Could each record be restated word for word?

### SOURCE MATERIAL

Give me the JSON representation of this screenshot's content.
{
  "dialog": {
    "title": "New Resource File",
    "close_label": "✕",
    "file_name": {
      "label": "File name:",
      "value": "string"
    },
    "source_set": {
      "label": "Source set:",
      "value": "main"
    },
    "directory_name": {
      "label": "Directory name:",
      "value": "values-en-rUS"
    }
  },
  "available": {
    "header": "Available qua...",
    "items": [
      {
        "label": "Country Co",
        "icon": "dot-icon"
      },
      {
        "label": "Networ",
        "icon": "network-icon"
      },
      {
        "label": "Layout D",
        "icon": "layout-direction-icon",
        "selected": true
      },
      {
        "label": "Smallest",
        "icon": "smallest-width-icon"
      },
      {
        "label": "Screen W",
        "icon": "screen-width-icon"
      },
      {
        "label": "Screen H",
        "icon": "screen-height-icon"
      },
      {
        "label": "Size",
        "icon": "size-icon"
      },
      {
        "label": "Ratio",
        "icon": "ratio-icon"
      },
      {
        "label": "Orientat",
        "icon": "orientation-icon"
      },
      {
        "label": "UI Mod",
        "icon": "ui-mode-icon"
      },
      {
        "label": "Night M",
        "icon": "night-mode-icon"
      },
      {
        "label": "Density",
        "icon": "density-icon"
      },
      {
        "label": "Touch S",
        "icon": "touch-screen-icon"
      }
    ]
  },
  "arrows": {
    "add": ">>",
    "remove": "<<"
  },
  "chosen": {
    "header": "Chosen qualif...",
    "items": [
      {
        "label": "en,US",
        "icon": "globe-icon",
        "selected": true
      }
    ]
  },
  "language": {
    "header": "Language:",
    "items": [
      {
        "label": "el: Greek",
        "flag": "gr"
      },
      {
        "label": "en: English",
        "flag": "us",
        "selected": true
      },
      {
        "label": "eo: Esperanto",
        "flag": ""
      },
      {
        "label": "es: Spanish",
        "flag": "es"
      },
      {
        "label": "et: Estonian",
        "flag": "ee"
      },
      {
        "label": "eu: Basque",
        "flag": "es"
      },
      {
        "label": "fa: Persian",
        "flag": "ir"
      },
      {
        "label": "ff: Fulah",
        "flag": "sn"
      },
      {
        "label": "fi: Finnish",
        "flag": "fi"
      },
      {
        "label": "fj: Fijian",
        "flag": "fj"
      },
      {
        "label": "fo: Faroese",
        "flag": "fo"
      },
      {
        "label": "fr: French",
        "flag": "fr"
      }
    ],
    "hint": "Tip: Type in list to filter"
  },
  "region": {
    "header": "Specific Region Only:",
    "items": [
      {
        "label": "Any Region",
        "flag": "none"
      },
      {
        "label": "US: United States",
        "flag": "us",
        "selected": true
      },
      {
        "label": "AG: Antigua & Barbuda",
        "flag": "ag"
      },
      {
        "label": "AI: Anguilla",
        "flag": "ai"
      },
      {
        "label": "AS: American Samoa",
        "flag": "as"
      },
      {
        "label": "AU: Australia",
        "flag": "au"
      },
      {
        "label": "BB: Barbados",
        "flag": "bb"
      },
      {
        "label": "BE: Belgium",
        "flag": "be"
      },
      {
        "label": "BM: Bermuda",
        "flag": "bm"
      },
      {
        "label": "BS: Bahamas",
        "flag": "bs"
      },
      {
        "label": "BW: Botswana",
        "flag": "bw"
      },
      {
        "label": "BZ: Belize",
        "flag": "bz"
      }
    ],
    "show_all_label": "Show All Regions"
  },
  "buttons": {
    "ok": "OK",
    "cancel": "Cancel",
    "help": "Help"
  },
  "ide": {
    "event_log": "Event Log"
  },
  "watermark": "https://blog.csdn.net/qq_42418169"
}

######

**TASK RESPONSE:**
Give me the JSON representation of this screenshot's content.
{
  "dialog": {
    "title": "New Resource File",
    "close_label": "✕",
    "file_name": {
      "label": "File name:",
      "value": "string"
    },
    "source_set": {
      "label": "Source set:",
      "value": "main"
    },
    "directory_name": {
      "label": "Directory name:",
      "value": "values-en-rUS"
    }
  },
  "available": {
    "header": "Available qua...",
    "items": [
      {
        "label": "Country Co",
        "icon": "dot-icon"
      },
      {
        "label": "Networ",
        "icon": "network-icon"
      },
      {
        "label": "Layout D",
        "icon": "layout-direction-icon",
        "selected": true
      },
      {
        "label": "Smallest",
        "icon": "smallest-width-icon"
      },
      {
        "label": "Screen W",
        "icon": "screen-width-icon"
      },
      {
        "label": "Screen H",
        "icon": "screen-height-icon"
      },
      {
        "label": "Size",
        "icon": "size-icon"
      },
      {
        "label": "Ratio",
        "icon": "ratio-icon"
      },
      {
        "label": "Orientat",
        "icon": "orientation-icon"
      },
      {
        "label": "UI Mod",
        "icon": "ui-mode-icon"
      },
      {
        "label": "Night M",
        "icon": "night-mode-icon"
      },
      {
        "label": "Density",
        "icon": "density-icon"
      },
      {
        "label": "Touch S",
        "icon": "touch-screen-icon"
      }
    ]
  },
  "arrows": {
    "add": ">>",
    "remove": "<<"
  },
  "chosen": {
    "header": "Chosen qualif...",
    "items": [
      {
        "label": "en,US",
        "icon": "globe-icon",
        "selected": true
      }
    ]
  },
  "language": {
    "header": "Language:",
    "items": [
      {
        "label": "el: Greek",
        "flag": "gr"
      },
      {
        "label": "en: English",
        "flag": "us",
        "selected": true
      },
      {
        "label": "eo: Esperanto",
        "flag": ""
      },
      {
        "label": "es: Spanish",
        "flag": "es"
      },
      {
        "label": "et: Estonian",
        "flag": "ee"
      },
      {
        "label": "eu: Basque",
        "flag": "es"
      },
      {
        "label": "fa: Persian",
        "flag": "ir"
      },
      {
        "label": "ff: Fulah",
        "flag": "sn"
      },
      {
        "label": "fi: Finnish",
        "flag": "fi"
      },
      {
        "label": "fj: Fijian",
        "flag": "fj"
      },
      {
        "label": "fo: Faroese",
        "flag": "fo"
      },
      {
        "label": "fr: French",
        "flag": "fr"
      }
    ],
    "hint": "Tip: Type in list to filter"
  },
  "region": {
    "header": "Specific Region Only:",
    "items": [
      {
        "label": "Any Region",
        "flag": "none"
      },
      {
        "label": "US: United States",
        "flag": "us",
        "selected": true
      },
      {
        "label": "AG: Antigua & Barbuda",
        "flag": "ag"
      },
      {
        "label": "AI: Anguilla",
        "flag": "ai"
      },
      {
        "label": "AS: American Samoa",
        "flag": "as"
      },
      {
        "label": "AU: Australia",
        "flag": "au"
      },
      {
        "label": "BB: Barbados",
        "flag": "bb"
      },
      {
        "label": "BE: Belgium",
        "flag": "be"
      },
      {
        "label": "BM: Bermuda",
        "flag": "bm"
      },
      {
        "label": "BS: Bahamas",
        "flag": "bs"
      },
      {
        "label": "BW: Botswana",
        "flag": "bw"
      },
      {
        "label": "BZ: Belize",
        "flag": "bz"
      }
    ],
    "show_all_label": "Show All Regions"
  },
  "buttons": {
    "ok": "OK",
    "cancel": "Cancel",
    "help": "Help"
  },
  "ide": {
    "event_log": "Event Log"
  },
  "watermark": "https://blog.csdn.net/qq_42418169"
}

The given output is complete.